A multi-layered process including a real battle against the elements, yet it turned out really well! Were there any injuries or mishaps that occurred whilst filming?
Nothing bad that I can remember. Maybe some bruises and some jammed guns, but we were lucky there were no significant injuries.
Dominiquie’s Top 5 martial-arts films
Well, on that note, what are Dominiquie Vandenberg’s Top 5 favourite martial-arts movies?
Wow, that’s a hard one! My all-time favourite movies are “Seven Samurai” and “Yojimbo”, both directed by Akira Kurosawa. But Kihachi Okamoto’s “The Sword of Doom” and Masaki Kobayashi’s “Harakiri” are also some of my favourites. I loved a lot of the old Japanese Samurai films, they have a sophisticated subtleness. I also really like “Enter the Dragon” and “A Force of One”.
Fun & leisure
Stylish tastes. Moving into fun and leisure now, what’s one geeky or peculiar thing that people don’t know about you?
I really love reading and writing poetry. It all began from reading Haiku poetry. Later on when I was in the Legion, I read Alan Seeger’s poetry. He was a legionnaire that died in World War I. His most famous poem “I Have a Rendezvous with Death” was JFK’s favorite poem and is now used in many video games. It gives a chilling feel when you hear it or read it out loud. Jesse let me put one of my poems in the end credits of “Savage Dog”. Many more can be found on YouTube.

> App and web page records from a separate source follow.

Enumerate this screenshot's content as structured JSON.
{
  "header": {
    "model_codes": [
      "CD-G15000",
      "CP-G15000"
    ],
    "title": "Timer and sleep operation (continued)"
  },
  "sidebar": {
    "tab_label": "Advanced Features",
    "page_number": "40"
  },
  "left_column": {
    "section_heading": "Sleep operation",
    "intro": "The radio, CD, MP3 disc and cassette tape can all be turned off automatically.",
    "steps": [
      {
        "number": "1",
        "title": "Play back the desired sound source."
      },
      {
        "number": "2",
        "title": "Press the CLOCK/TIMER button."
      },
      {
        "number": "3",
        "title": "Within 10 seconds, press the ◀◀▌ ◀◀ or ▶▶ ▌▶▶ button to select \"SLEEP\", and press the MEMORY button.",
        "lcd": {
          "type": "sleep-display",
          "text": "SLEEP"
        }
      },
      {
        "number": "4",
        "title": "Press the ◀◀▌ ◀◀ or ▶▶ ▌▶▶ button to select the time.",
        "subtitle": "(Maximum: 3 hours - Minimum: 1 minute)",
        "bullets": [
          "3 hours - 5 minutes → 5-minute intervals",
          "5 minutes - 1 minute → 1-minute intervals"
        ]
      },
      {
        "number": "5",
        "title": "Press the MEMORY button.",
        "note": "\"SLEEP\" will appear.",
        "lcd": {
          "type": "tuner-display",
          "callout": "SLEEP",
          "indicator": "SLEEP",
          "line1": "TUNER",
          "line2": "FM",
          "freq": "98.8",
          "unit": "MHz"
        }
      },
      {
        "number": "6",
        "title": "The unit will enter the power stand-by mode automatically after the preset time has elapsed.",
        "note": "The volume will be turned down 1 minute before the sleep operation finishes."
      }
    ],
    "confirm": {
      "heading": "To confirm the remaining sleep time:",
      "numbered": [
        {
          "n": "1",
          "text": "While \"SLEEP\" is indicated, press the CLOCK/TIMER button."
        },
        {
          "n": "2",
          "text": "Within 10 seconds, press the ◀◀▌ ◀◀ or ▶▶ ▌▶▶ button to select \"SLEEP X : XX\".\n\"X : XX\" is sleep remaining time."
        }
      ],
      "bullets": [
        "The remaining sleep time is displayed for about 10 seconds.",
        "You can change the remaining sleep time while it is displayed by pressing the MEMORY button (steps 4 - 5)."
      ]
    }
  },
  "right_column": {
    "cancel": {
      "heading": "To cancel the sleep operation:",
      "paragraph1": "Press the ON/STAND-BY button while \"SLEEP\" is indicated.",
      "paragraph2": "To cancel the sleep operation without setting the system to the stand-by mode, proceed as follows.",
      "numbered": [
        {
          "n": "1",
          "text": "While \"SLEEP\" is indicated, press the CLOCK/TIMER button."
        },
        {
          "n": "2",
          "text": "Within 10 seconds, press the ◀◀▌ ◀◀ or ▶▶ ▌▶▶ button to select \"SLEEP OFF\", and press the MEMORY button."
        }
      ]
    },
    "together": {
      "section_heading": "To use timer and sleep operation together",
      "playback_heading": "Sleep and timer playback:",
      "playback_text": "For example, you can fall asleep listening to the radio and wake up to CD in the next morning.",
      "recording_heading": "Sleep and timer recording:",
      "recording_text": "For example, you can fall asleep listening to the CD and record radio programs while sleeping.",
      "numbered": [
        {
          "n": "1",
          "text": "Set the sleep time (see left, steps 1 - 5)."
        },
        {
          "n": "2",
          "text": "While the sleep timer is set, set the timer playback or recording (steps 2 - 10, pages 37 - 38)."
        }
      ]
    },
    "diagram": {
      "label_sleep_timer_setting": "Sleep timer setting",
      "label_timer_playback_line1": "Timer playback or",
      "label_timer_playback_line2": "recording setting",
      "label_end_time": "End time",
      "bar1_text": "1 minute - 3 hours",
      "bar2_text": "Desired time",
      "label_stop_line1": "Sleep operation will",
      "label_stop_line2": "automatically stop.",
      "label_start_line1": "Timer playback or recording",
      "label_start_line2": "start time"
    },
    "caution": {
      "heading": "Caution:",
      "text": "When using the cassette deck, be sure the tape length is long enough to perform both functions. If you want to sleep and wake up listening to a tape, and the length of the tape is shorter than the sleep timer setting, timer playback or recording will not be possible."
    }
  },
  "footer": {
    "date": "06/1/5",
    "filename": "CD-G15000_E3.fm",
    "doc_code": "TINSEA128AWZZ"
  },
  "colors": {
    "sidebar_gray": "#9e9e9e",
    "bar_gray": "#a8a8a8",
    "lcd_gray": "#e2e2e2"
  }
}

I also have a deep connection with dogs and animals in general. I prefer their company over most humans. When I first came to LA, I got myself a dog so I could politely decline invitations from merc friends. I had a reason to stay home, because my doggie needed me.
Quite an insight. So, if you could be a superhero, who would you be and what superpower would you most like to have?

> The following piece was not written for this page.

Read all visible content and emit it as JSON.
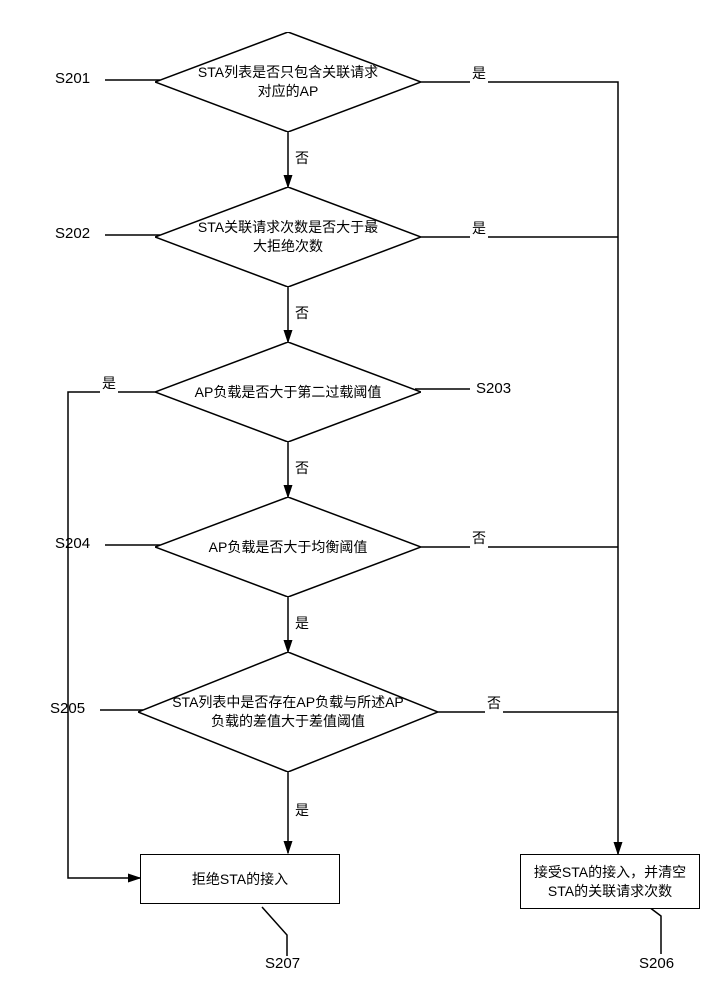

I liked Spider-Man a lot when I was a kid, but I was also attracted to Batman’s dark side in the original comics. As a superpower, I would like the ability to prevent wars or cure young kids from cancer. That would be awesome.
Next projects & message for KFK readers…
Certainly would! So, what other projects do you have in the works following the release of “Legion Maxx”?
My hope is that people really enjoy “Legion Maxx”, and we’re able to make it into a franchise or a TV show. I also would like to produce the “Forever War”, it’s the story of a Holocaust survivor who joins the Legion to hunt down the Nazi that killed his family. I also hope to publish a warrior’s poetry book in the future.
Keep us posted on those. So, what warrior-wisdom quote or philosophy has helped you become who you are today?
“No warrior should be willing to die with his weapons by his side, without having made use of his tools to the fullest of his capability.”
Tools for thought…Well, as we prepare to wrap up now Dom, what special message would you like to share with Kung Fu Kingdom readers and your fans around the world right now?
If you have a dream, never give up on it! You only have this life once.
Well said. Thank you so much for the privilege of speaking today Dom, it’s been a real pleasure to get to know you so much better. We wish you all the best of success with “Legion Maxx”, and look forward to seeing your other upcoming action projects in 2019!
Thank you Brad, I really appreciate the opportunity to speak with Kung Fu Kingdom!